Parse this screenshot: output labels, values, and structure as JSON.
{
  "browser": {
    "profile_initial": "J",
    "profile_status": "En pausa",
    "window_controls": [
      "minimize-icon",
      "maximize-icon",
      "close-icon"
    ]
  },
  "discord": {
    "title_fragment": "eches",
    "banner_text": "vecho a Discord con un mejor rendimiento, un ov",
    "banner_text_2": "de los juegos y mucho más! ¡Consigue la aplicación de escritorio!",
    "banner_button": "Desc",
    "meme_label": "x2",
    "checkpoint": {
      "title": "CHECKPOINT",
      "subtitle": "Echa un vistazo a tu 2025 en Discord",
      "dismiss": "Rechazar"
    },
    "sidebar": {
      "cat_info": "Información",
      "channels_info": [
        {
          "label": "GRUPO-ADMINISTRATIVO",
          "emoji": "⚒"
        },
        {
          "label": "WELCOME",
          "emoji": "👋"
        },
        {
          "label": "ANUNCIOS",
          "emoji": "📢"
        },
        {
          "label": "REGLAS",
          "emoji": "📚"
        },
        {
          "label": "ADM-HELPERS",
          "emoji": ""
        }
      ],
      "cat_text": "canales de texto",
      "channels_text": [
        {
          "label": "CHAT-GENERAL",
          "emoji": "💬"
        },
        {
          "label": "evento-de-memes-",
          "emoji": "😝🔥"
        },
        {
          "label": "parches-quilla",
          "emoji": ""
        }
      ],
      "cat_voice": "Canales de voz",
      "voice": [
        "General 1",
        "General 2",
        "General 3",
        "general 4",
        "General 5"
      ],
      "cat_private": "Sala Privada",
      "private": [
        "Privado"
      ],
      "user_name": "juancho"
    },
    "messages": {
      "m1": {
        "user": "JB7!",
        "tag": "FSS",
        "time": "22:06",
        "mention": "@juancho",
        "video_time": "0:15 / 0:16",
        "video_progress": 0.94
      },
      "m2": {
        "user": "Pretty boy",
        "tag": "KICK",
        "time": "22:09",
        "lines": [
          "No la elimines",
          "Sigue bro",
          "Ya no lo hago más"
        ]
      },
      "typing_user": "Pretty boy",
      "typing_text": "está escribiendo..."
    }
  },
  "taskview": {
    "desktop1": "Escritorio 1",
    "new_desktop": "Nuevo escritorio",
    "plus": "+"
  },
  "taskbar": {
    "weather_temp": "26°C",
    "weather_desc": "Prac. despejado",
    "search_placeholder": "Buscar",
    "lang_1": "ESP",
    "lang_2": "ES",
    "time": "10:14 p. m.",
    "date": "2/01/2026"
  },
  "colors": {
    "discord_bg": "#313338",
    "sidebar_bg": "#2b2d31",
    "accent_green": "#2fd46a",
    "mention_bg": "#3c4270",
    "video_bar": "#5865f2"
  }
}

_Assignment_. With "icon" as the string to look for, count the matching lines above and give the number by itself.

_Result of this exercise_. 3